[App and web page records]
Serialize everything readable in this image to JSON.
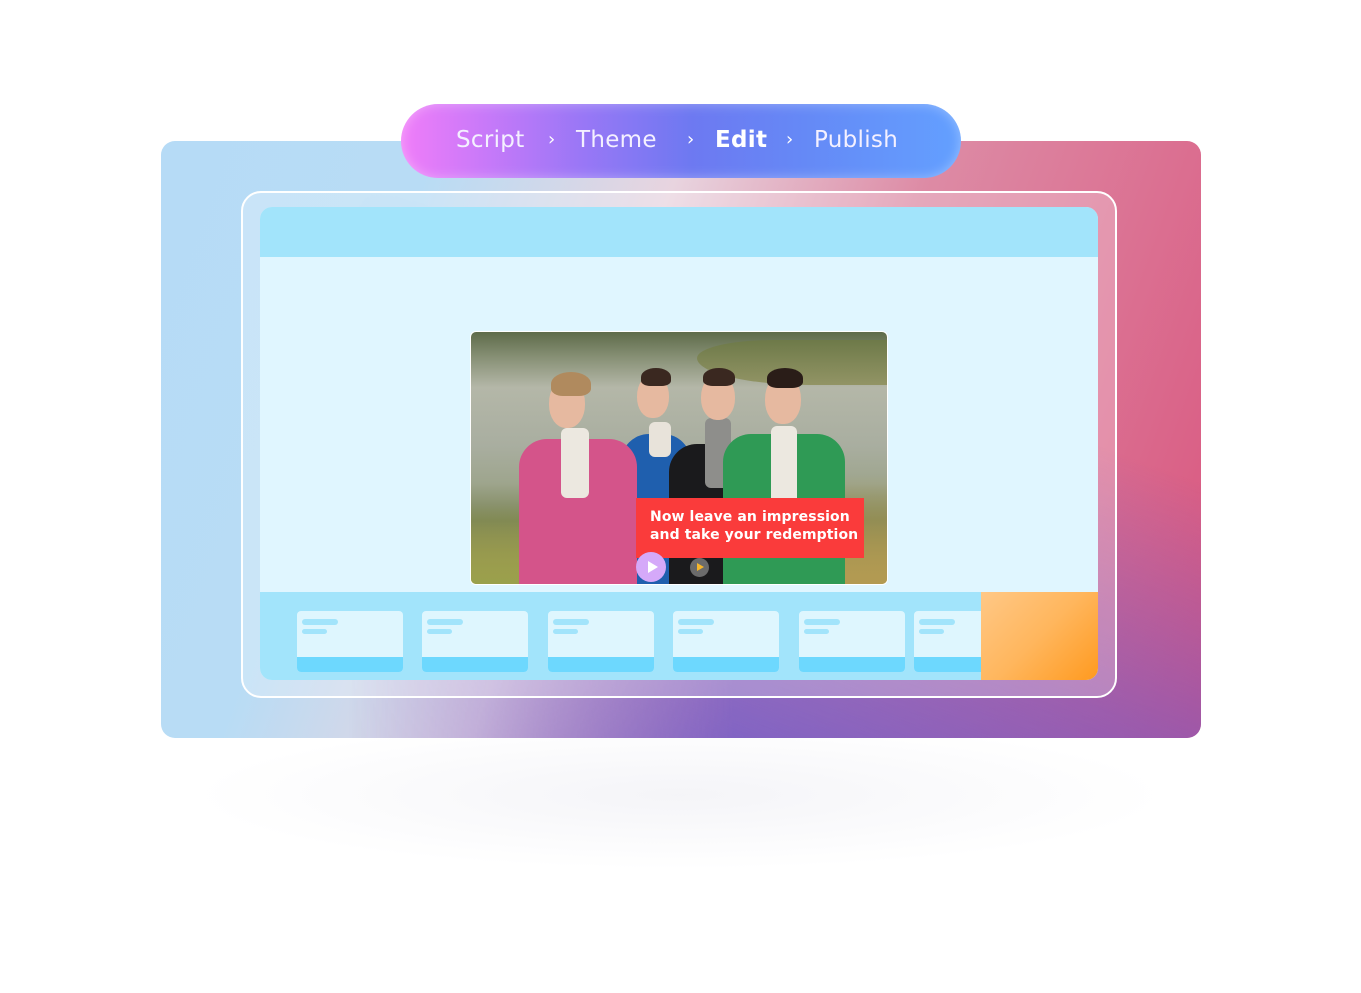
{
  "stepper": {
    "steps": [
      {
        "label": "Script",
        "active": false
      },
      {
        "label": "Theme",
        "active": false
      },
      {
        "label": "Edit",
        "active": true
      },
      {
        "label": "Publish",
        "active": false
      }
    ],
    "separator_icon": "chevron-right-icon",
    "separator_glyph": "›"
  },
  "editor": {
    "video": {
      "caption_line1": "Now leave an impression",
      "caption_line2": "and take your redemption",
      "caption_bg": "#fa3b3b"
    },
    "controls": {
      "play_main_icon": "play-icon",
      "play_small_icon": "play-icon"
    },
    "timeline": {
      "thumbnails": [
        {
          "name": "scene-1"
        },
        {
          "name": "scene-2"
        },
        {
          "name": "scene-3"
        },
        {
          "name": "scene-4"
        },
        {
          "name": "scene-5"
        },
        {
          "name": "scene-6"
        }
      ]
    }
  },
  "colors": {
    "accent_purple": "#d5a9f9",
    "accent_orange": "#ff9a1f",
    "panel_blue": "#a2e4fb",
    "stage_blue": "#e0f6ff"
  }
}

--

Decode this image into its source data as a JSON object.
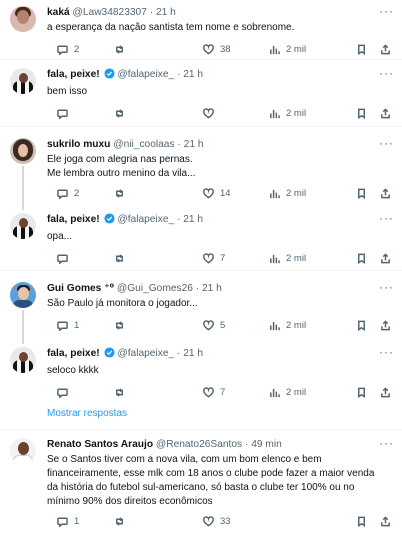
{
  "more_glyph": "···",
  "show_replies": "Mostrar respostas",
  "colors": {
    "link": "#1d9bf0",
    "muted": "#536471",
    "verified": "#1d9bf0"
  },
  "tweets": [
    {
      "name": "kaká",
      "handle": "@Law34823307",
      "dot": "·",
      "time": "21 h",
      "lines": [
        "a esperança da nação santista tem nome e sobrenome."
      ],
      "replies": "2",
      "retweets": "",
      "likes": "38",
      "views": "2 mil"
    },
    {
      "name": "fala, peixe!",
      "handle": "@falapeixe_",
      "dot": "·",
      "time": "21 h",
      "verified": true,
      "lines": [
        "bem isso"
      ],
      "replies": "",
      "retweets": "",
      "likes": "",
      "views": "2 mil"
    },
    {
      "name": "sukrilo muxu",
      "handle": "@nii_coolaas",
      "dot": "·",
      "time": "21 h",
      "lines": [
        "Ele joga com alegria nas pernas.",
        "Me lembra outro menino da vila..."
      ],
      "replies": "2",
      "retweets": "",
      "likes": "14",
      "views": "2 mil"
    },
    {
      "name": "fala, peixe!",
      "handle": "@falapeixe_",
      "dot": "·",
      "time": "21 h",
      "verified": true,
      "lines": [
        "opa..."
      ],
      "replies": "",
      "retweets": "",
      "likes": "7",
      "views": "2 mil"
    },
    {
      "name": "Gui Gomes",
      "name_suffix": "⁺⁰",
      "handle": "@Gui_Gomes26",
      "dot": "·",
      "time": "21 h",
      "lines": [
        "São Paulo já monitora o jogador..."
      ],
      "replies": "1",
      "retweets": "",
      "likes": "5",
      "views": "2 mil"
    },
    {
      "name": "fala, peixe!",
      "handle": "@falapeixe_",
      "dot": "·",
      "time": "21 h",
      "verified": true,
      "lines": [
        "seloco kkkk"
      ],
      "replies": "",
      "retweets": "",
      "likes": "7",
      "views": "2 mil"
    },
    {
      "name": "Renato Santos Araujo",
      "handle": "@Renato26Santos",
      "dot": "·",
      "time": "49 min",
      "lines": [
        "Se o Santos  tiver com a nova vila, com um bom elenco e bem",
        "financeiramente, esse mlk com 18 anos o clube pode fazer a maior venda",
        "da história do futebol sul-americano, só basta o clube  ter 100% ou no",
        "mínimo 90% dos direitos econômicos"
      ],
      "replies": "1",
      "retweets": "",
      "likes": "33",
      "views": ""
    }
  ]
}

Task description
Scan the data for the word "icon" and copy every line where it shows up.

Exercise output
    "separator_icon": "chevron-right-icon",
      "play_main_icon": "play-icon",
      "play_small_icon": "play-icon"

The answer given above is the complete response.